• [WHAT YOU NEED TO DO]:
Omit every picture, then return each line of the data below exactly.
** PROVIDED DATA follows **
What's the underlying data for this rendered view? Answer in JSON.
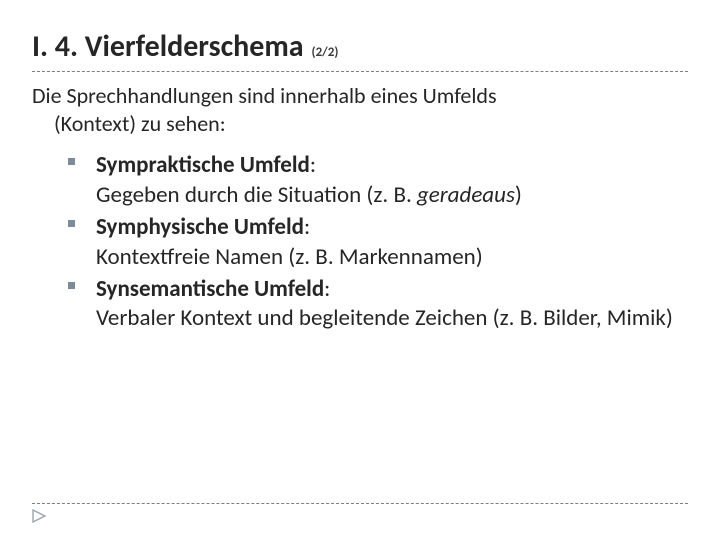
{
  "header": {
    "title": "I. 4. Vierfelderschema",
    "page_indicator": "(2/2)"
  },
  "intro": {
    "line1": "Die Sprechhandlungen sind innerhalb eines Umfelds",
    "line2": "(Kontext) zu sehen:"
  },
  "bullets": [
    {
      "term": "Sympraktische Umfeld",
      "colon": ":",
      "desc_pre": "Gegeben durch die Situation (z. B. ",
      "desc_em": "geradeaus",
      "desc_post": ")"
    },
    {
      "term": "Symphysische Umfeld",
      "colon": ":",
      "desc_pre": "Kontextfreie Namen (z. B. Markennamen)",
      "desc_em": "",
      "desc_post": ""
    },
    {
      "term": "Synsemantische Umfeld",
      "colon": ":",
      "desc_pre": "Verbaler Kontext und begleitende Zeichen (z. B. Bilder, Mimik)",
      "desc_em": "",
      "desc_post": ""
    }
  ]
}
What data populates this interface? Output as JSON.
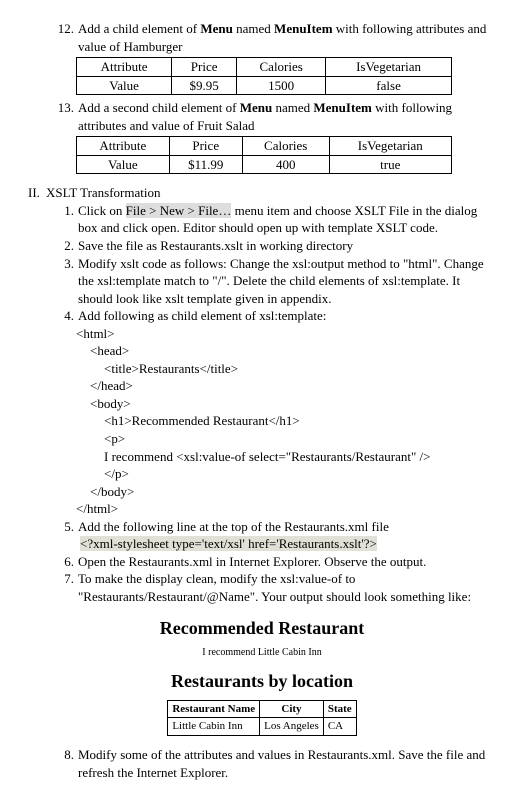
{
  "step12": {
    "num": "12.",
    "text_a": "Add a child element of ",
    "menu": "Menu",
    "text_b": " named ",
    "menuitem": "MenuItem",
    "text_c": " with following attributes and value of Hamburger"
  },
  "table1": {
    "h1": "Attribute",
    "h2": "Price",
    "h3": "Calories",
    "h4": "IsVegetarian",
    "r1": "Value",
    "r2": "$9.95",
    "r3": "1500",
    "r4": "false"
  },
  "step13": {
    "num": "13.",
    "text_a": "Add a second child element of ",
    "menu": "Menu",
    "text_b": " named ",
    "menuitem": "MenuItem",
    "text_c": " with following attributes and value of Fruit Salad"
  },
  "table2": {
    "h1": "Attribute",
    "h2": "Price",
    "h3": "Calories",
    "h4": "IsVegetarian",
    "r1": "Value",
    "r2": "$11.99",
    "r3": "400",
    "r4": "true"
  },
  "sectionII": {
    "num": "II.",
    "title": "XSLT Transformation"
  },
  "s1": {
    "num": "1.",
    "a": "Click on ",
    "hl": "File > New > File…",
    "b": " menu item and choose XSLT File in the dialog box and click open. Editor should open up with template XSLT code."
  },
  "s2": {
    "num": "2.",
    "t": "Save the file as Restaurants.xslt in working directory"
  },
  "s3": {
    "num": "3.",
    "t": "Modify xslt code as follows: Change the xsl:output method to \"html\". Change the xsl:template match to \"/\". Delete the child elements of xsl:template. It should look like xslt template given in appendix."
  },
  "s4": {
    "num": "4.",
    "t": "Add following as child element of xsl:template:"
  },
  "code": {
    "l1": "<html>",
    "l2": "<head>",
    "l3": "<title>Restaurants</title>",
    "l4": "</head>",
    "l5": "<body>",
    "l6": "<h1>Recommended Restaurant</h1>",
    "l7": "<p>",
    "l8": "I recommend <xsl:value-of select=\"Restaurants/Restaurant\" />",
    "l9": "</p>",
    "l10": "</body>",
    "l11": "</html>"
  },
  "s5": {
    "num": "5.",
    "t": "Add the following line at the top of the Restaurants.xml file"
  },
  "s5code": "<?xml-stylesheet type='text/xsl' href='Restaurants.xslt'?>",
  "s6": {
    "num": "6.",
    "t": "Open the Restaurants.xml in Internet Explorer. Observe the output."
  },
  "s7": {
    "num": "7.",
    "t": "To make the display clean, modify the xsl:value-of to \"Restaurants/Restaurant/@Name\". Your output should look something like:"
  },
  "output": {
    "h1": "Recommended Restaurant",
    "line": "I recommend Little Cabin Inn",
    "h2": "Restaurants by location",
    "th1": "Restaurant Name",
    "th2": "City",
    "th3": "State",
    "td1": "Little Cabin Inn",
    "td2": "Los Angeles",
    "td3": "CA"
  },
  "s8": {
    "num": "8.",
    "t": "Modify some of the attributes and values in Restaurants.xml. Save the file and refresh the Internet Explorer."
  }
}
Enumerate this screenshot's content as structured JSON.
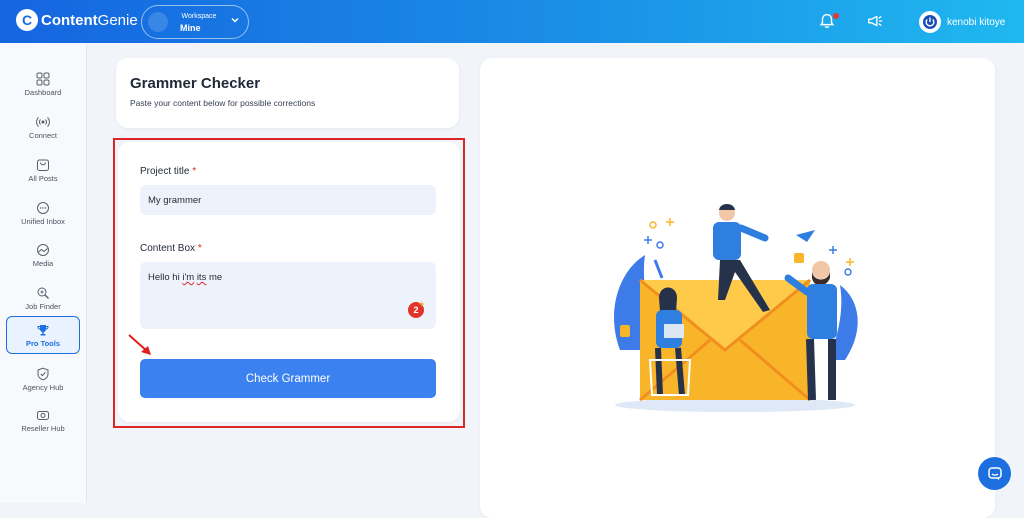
{
  "app": {
    "brand_bold": "Content",
    "brand_light": "Genie",
    "brand_mark": "C"
  },
  "workspace": {
    "label": "Workspace",
    "value": "Mine"
  },
  "user": {
    "name": "kenobi kitoye"
  },
  "sidebar": {
    "items": [
      {
        "label": "Dashboard",
        "icon": "grid-icon"
      },
      {
        "label": "Connect",
        "icon": "broadcast-icon"
      },
      {
        "label": "All Posts",
        "icon": "bag-icon"
      },
      {
        "label": "Unified Inbox",
        "icon": "chat-icon"
      },
      {
        "label": "Media",
        "icon": "media-icon"
      },
      {
        "label": "Job Finder",
        "icon": "search-doc-icon"
      },
      {
        "label": "Pro Tools",
        "icon": "trophy-icon"
      },
      {
        "label": "Agency Hub",
        "icon": "shield-check-icon"
      },
      {
        "label": "Reseller Hub",
        "icon": "camera-icon"
      }
    ],
    "active": "Pro Tools"
  },
  "page": {
    "title": "Grammer Checker",
    "subtitle": "Paste your content below for possible corrections"
  },
  "form": {
    "project_title_label": "Project title",
    "project_title_value": "My grammer",
    "content_label": "Content Box",
    "required_mark": "*",
    "content_pre": "Hello hi ",
    "content_misspelled": "i'm",
    "content_mid": " ",
    "content_misspelled2": "its",
    "content_post": " me",
    "grammarly_count": "2",
    "submit_label": "Check Grammer"
  },
  "colors": {
    "primary": "#3b82f0",
    "accent": "#1d6fe0",
    "highlight_box": "#dc2626",
    "required": "#dc2626"
  }
}
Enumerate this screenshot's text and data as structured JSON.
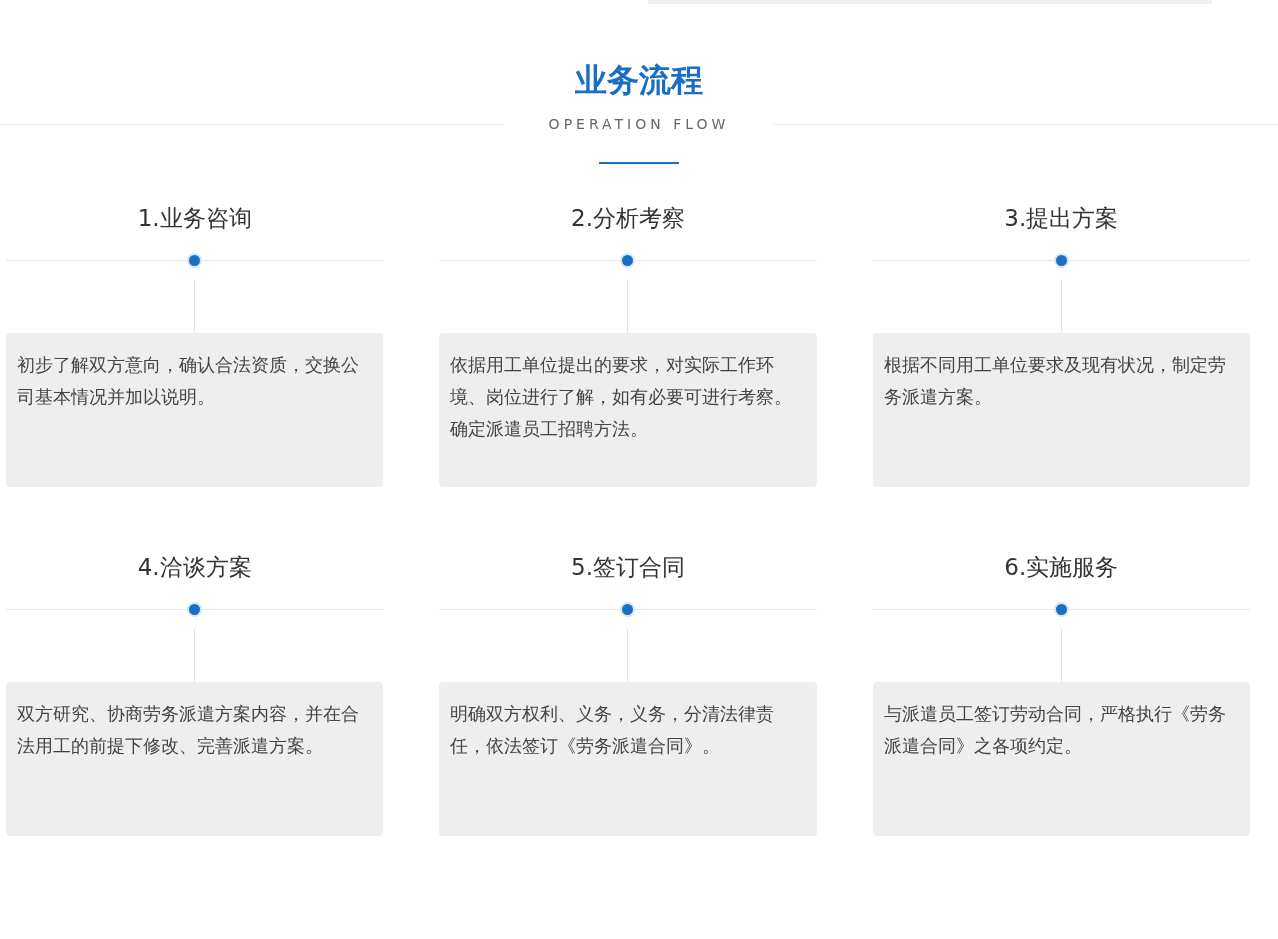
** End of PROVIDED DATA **
• [WRITTEN SOLUTION]:
What's the underlying data for this rendered view? Answer in JSON.
{
  "header": {
    "title": "I. 4. Vierfelderschema",
    "page_indicator": "(2/2)"
  },
  "intro": {
    "line1": "Die Sprechhandlungen sind innerhalb eines Umfelds",
    "line2": "(Kontext) zu sehen:"
  },
  "bullets": [
    {
      "term": "Sympraktische Umfeld",
      "colon": ":",
      "desc_pre": "Gegeben durch die Situation (z. B. ",
      "desc_em": "geradeaus",
      "desc_post": ")"
    },
    {
      "term": "Symphysische Umfeld",
      "colon": ":",
      "desc_pre": "Kontextfreie Namen (z. B. Markennamen)",
      "desc_em": "",
      "desc_post": ""
    },
    {
      "term": "Synsemantische Umfeld",
      "colon": ":",
      "desc_pre": "Verbaler Kontext und begleitende Zeichen (z. B. Bilder, Mimik)",
      "desc_em": "",
      "desc_post": ""
    }
  ]
}
What data populates this interface? Output as JSON.
{
  "step12": {
    "num": "12.",
    "text_a": "Add a child element of ",
    "menu": "Menu",
    "text_b": " named ",
    "menuitem": "MenuItem",
    "text_c": " with following attributes and value of Hamburger"
  },
  "table1": {
    "h1": "Attribute",
    "h2": "Price",
    "h3": "Calories",
    "h4": "IsVegetarian",
    "r1": "Value",
    "r2": "$9.95",
    "r3": "1500",
    "r4": "false"
  },
  "step13": {
    "num": "13.",
    "text_a": "Add a second child element of ",
    "menu": "Menu",
    "text_b": " named ",
    "menuitem": "MenuItem",
    "text_c": " with following attributes and value of Fruit Salad"
  },
  "table2": {
    "h1": "Attribute",
    "h2": "Price",
    "h3": "Calories",
    "h4": "IsVegetarian",
    "r1": "Value",
    "r2": "$11.99",
    "r3": "400",
    "r4": "true"
  },
  "sectionII": {
    "num": "II.",
    "title": "XSLT Transformation"
  },
  "s1": {
    "num": "1.",
    "a": "Click on ",
    "hl": "File > New > File…",
    "b": " menu item and choose XSLT File in the dialog box and click open. Editor should open up with template XSLT code."
  },
  "s2": {
    "num": "2.",
    "t": "Save the file as Restaurants.xslt in working directory"
  },
  "s3": {
    "num": "3.",
    "t": "Modify xslt code as follows: Change the xsl:output method to \"html\". Change the xsl:template match to \"/\". Delete the child elements of xsl:template. It should look like xslt template given in appendix."
  },
  "s4": {
    "num": "4.",
    "t": "Add following as child element of xsl:template:"
  },
  "code": {
    "l1": "<html>",
    "l2": "<head>",
    "l3": "<title>Restaurants</title>",
    "l4": "</head>",
    "l5": "<body>",
    "l6": "<h1>Recommended Restaurant</h1>",
    "l7": "<p>",
    "l8": "I recommend <xsl:value-of select=\"Restaurants/Restaurant\" />",
    "l9": "</p>",
    "l10": "</body>",
    "l11": "</html>"
  },
  "s5": {
    "num": "5.",
    "t": "Add the following line at the top of the Restaurants.xml file"
  },
  "s5code": "<?xml-stylesheet type='text/xsl' href='Restaurants.xslt'?>",
  "s6": {
    "num": "6.",
    "t": "Open the Restaurants.xml in Internet Explorer. Observe the output."
  },
  "s7": {
    "num": "7.",
    "t": "To make the display clean, modify the xsl:value-of to \"Restaurants/Restaurant/@Name\". Your output should look something like:"
  },
  "output": {
    "h1": "Recommended Restaurant",
    "line": "I recommend Little Cabin Inn",
    "h2": "Restaurants by location",
    "th1": "Restaurant Name",
    "th2": "City",
    "th3": "State",
    "td1": "Little Cabin Inn",
    "td2": "Los Angeles",
    "td3": "CA"
  },
  "s8": {
    "num": "8.",
    "t": "Modify some of the attributes and values in Restaurants.xml. Save the file and refresh the Internet Explorer."
  }
}
Enumerate this screenshot's content as structured JSON.
{
  "app": {
    "brand_bold": "Content",
    "brand_light": "Genie",
    "brand_mark": "C"
  },
  "workspace": {
    "label": "Workspace",
    "value": "Mine"
  },
  "user": {
    "name": "kenobi kitoye"
  },
  "sidebar": {
    "items": [
      {
        "label": "Dashboard",
        "icon": "grid-icon"
      },
      {
        "label": "Connect",
        "icon": "broadcast-icon"
      },
      {
        "label": "All Posts",
        "icon": "bag-icon"
      },
      {
        "label": "Unified Inbox",
        "icon": "chat-icon"
      },
      {
        "label": "Media",
        "icon": "media-icon"
      },
      {
        "label": "Job Finder",
        "icon": "search-doc-icon"
      },
      {
        "label": "Pro Tools",
        "icon": "trophy-icon"
      },
      {
        "label": "Agency Hub",
        "icon": "shield-check-icon"
      },
      {
        "label": "Reseller Hub",
        "icon": "camera-icon"
      }
    ],
    "active": "Pro Tools"
  },
  "page": {
    "title": "Grammer Checker",
    "subtitle": "Paste your content below for possible corrections"
  },
  "form": {
    "project_title_label": "Project title",
    "project_title_value": "My grammer",
    "content_label": "Content Box",
    "required_mark": "*",
    "content_pre": "Hello hi ",
    "content_misspelled": "i'm",
    "content_mid": " ",
    "content_misspelled2": "its",
    "content_post": " me",
    "grammarly_count": "2",
    "submit_label": "Check Grammer"
  },
  "colors": {
    "primary": "#3b82f0",
    "accent": "#1d6fe0",
    "highlight_box": "#dc2626",
    "required": "#dc2626"
  }
}
Enumerate this screenshot's text and data as structured JSON.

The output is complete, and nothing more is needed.